  5. And finally, here's one that made me feel sick to my stomach because it happened to a friend and it came from high places — in my own country. Eco-artist Franke James was invited to put on a solo art show in Europe, organized by NGO Nektarina, a Croatian non-profit dedicated to "educating, connecting and inspiring people to care about their communities and their environment." Oooooh, scary stuff! Turns out Canada's Conservative government (you know, the party that won the election with only 40% of the vote of only 60% of eligible voters) can't stand that Franke, who actually has brains and a conscience along with wit and talent, has questioned the environmental wisdom of its leader. Read the story of bullying, intimidation and coercion here.
  6. And let's not even mention the story of the young girls who had their lemonade stand shut down by police. For heaven's sake!!!
Folks, there are some seriously nutzoid people running our countries and our communities. And their stranglehold of a worldview based on unceasing economic growth with ecological suicide on the side is, it is increasingly clear, pure evil.
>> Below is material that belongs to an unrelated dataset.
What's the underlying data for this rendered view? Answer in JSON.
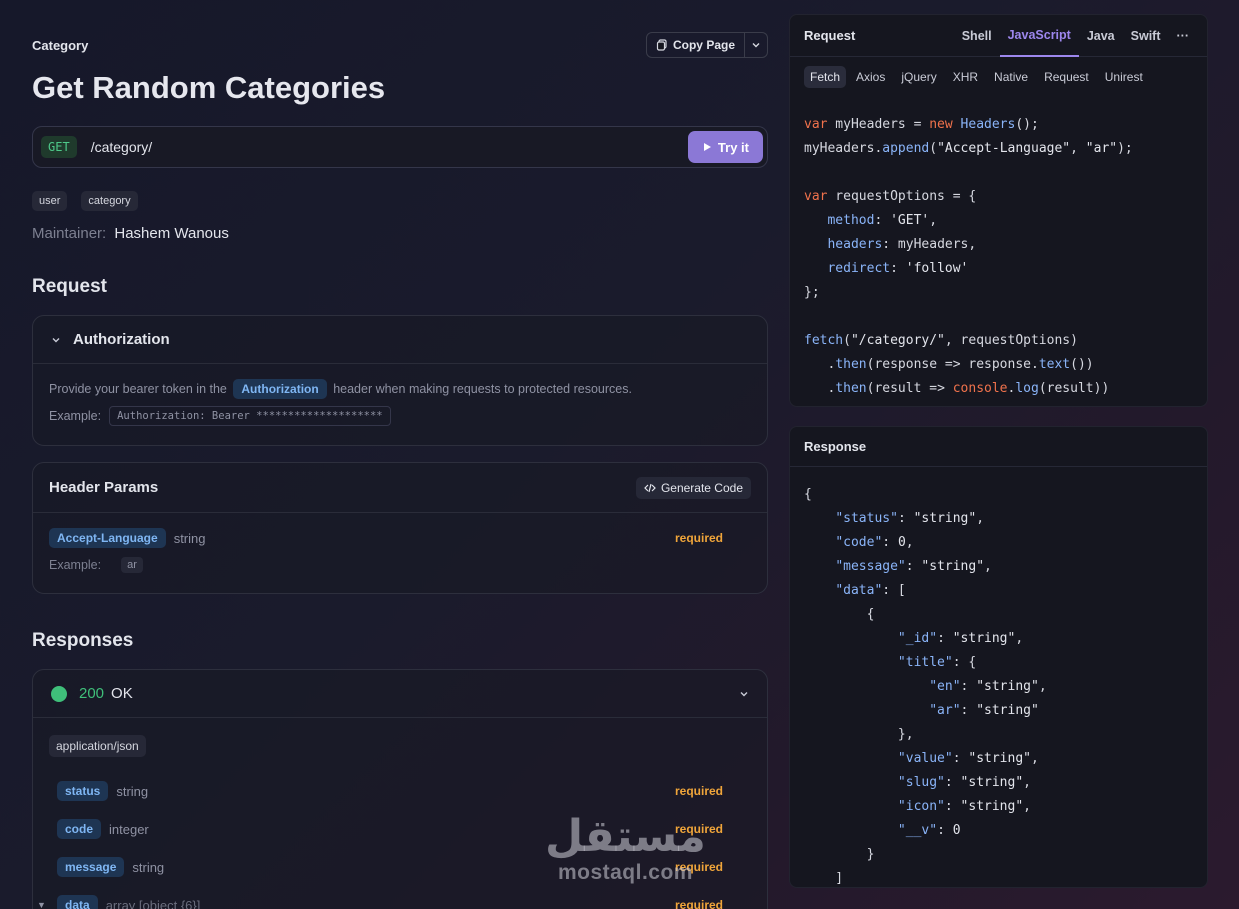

If we don't start acting up and being highly vigilant, we'll be going down the tubes faster than even the climate change emergency will take us.

Sanity and compassion, repeat after me. Sanity and compassion, sanity and compassion, sanity and compassion.


  1. Julie,

    Thank you so much for your support! Your article connects the dots very well. We need to defend our rights to speak out against government policies we don't agree with.

    Our big challenge is to convince a majority of Canadians that Harper needs to protect the environment in order to keep the economy (and us) healthy.

    I know you will be pleased to hear that your MP, Elizabeth May (the Green Party of Canada leader) direct messaged me last night to ask how she could help. Pretty remarkable for a "politician"! I asked her to spread news of the Care2 petition. We're looking for at least 1000 signatures. http://www.thepetitionsite.com/6/free-speech-for-Canadian-artists/

    Best regards,


  2. I think compassion is part of the solution.

    But I also think that policies and social pressure can do wonders. See "The Real Poop on Social Change" http://www.frankejames.com/debate/?p=96

    If people can be convinced to pick up dog sh*t, who knows what social change is possible?

    We need to ask people to aim high to protect the planet.

  3. Thank you for your thoughts, Franke. I hope readers of this post will support your right to speak out through your art by signing the petition you mentioned.

    My comment on that petition was that this is an interesting example of repression under the "Harper government" just as Canada is touting the tar sands as "ethical oil." How sadly funny! See http://rabble.ca/blogs/bloggers/jesse/2011/07/unethical-oil for more info.

    And yes, I agree that it will take more than compassion to turn this thing around. But I'm not sure we can even get started without compassion in our hearts -- compassion for those already being impacted by the climate change emergency. We have it too good here in the West.


I would appreciate hearing your thoughts or questions on this post or anything else you've read here. What is your take on courage and compassion being an important part of the solution to the climate change emergency?